Task statement>
Return the full set of records, matching them character for character.

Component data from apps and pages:
***

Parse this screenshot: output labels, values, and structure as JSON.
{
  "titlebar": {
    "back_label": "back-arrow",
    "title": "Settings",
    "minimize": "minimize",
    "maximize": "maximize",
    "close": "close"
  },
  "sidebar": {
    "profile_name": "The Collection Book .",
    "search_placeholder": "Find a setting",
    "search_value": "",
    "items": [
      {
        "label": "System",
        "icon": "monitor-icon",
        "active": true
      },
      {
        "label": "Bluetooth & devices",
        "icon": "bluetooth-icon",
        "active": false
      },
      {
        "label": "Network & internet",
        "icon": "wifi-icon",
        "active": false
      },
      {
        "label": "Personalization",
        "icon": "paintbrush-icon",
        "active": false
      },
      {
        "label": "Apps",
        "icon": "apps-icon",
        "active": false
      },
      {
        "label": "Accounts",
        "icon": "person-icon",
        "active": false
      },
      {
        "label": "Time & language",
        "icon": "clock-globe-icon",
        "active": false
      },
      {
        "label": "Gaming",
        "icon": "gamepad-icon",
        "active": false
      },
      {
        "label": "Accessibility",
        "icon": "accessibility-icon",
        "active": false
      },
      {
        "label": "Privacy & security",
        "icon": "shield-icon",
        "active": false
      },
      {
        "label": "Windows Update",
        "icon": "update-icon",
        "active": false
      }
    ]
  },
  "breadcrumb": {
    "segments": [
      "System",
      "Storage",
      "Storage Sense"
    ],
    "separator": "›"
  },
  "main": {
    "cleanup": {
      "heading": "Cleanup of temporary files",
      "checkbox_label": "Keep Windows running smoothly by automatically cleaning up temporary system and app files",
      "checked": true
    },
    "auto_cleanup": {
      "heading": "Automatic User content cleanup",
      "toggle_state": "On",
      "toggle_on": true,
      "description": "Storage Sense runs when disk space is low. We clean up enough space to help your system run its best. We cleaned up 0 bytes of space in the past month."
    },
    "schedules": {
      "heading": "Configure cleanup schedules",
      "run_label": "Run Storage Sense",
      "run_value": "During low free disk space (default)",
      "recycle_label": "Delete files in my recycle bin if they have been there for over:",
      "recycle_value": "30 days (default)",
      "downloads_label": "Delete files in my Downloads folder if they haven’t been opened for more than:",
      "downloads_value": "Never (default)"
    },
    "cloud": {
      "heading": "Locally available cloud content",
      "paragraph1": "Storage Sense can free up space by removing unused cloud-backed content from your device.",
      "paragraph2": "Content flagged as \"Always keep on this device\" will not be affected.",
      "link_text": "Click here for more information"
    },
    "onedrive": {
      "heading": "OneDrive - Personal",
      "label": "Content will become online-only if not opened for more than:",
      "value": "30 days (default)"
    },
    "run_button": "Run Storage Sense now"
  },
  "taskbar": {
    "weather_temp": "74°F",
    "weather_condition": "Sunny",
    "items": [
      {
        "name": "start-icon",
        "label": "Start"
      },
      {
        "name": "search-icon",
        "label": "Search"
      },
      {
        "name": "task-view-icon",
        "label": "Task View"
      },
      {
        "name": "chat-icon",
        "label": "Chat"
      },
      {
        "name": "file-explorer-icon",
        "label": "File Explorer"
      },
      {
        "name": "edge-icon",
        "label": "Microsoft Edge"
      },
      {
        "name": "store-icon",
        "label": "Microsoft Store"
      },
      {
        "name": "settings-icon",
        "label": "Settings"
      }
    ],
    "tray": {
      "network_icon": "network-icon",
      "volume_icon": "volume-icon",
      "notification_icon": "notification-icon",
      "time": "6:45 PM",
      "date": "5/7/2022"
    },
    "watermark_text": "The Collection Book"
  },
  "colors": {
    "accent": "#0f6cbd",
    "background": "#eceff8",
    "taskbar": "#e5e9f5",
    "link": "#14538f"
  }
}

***

Final answer>
Parse this screenshot: output labels, values, and structure as JSON.
{
  "titlebar": {
    "back_label": "back-arrow",
    "title": "Settings",
    "minimize": "minimize",
    "maximize": "maximize",
    "close": "close"
  },
  "sidebar": {
    "profile_name": "The Collection Book .",
    "search_placeholder": "Find a setting",
    "search_value": "",
    "items": [
      {
        "label": "System",
        "icon": "monitor-icon",
        "active": true
      },
      {
        "label": "Bluetooth & devices",
        "icon": "bluetooth-icon",
        "active": false
      },
      {
        "label": "Network & internet",
        "icon": "wifi-icon",
        "active": false
      },
      {
        "label": "Personalization",
        "icon": "paintbrush-icon",
        "active": false
      },
      {
        "label": "Apps",
        "icon": "apps-icon",
        "active": false
      },
      {
        "label": "Accounts",
        "icon": "person-icon",
        "active": false
      },
      {
        "label": "Time & language",
        "icon": "clock-globe-icon",
        "active": false
      },
      {
        "label": "Gaming",
        "icon": "gamepad-icon",
        "active": false
      },
      {
        "label": "Accessibility",
        "icon": "accessibility-icon",
        "active": false
      },
      {
        "label": "Privacy & security",
        "icon": "shield-icon",
        "active": false
      },
      {
        "label": "Windows Update",
        "icon": "update-icon",
        "active": false
      }
    ]
  },
  "breadcrumb": {
    "segments": [
      "System",
      "Storage",
      "Storage Sense"
    ],
    "separator": "›"
  },
  "main": {
    "cleanup": {
      "heading": "Cleanup of temporary files",
      "checkbox_label": "Keep Windows running smoothly by automatically cleaning up temporary system and app files",
      "checked": true
    },
    "auto_cleanup": {
      "heading": "Automatic User content cleanup",
      "toggle_state": "On",
      "toggle_on": true,
      "description": "Storage Sense runs when disk space is low. We clean up enough space to help your system run its best. We cleaned up 0 bytes of space in the past month."
    },
    "schedules": {
      "heading": "Configure cleanup schedules",
      "run_label": "Run Storage Sense",
      "run_value": "During low free disk space (default)",
      "recycle_label": "Delete files in my recycle bin if they have been there for over:",
      "recycle_value": "30 days (default)",
      "downloads_label": "Delete files in my Downloads folder if they haven’t been opened for more than:",
      "downloads_value": "Never (default)"
    },
    "cloud": {
      "heading": "Locally available cloud content",
      "paragraph1": "Storage Sense can free up space by removing unused cloud-backed content from your device.",
      "paragraph2": "Content flagged as \"Always keep on this device\" will not be affected.",
      "link_text": "Click here for more information"
    },
    "onedrive": {
      "heading": "OneDrive - Personal",
      "label": "Content will become online-only if not opened for more than:",
      "value": "30 days (default)"
    },
    "run_button": "Run Storage Sense now"
  },
  "taskbar": {
    "weather_temp": "74°F",
    "weather_condition": "Sunny",
    "items": [
      {
        "name": "start-icon",
        "label": "Start"
      },
      {
        "name": "search-icon",
        "label": "Search"
      },
      {
        "name": "task-view-icon",
        "label": "Task View"
      },
      {
        "name": "chat-icon",
        "label": "Chat"
      },
      {
        "name": "file-explorer-icon",
        "label": "File Explorer"
      },
      {
        "name": "edge-icon",
        "label": "Microsoft Edge"
      },
      {
        "name": "store-icon",
        "label": "Microsoft Store"
      },
      {
        "name": "settings-icon",
        "label": "Settings"
      }
    ],
    "tray": {
      "network_icon": "network-icon",
      "volume_icon": "volume-icon",
      "notification_icon": "notification-icon",
      "time": "6:45 PM",
      "date": "5/7/2022"
    },
    "watermark_text": "The Collection Book"
  },
  "colors": {
    "accent": "#0f6cbd",
    "background": "#eceff8",
    "taskbar": "#e5e9f5",
    "link": "#14538f"
  }
}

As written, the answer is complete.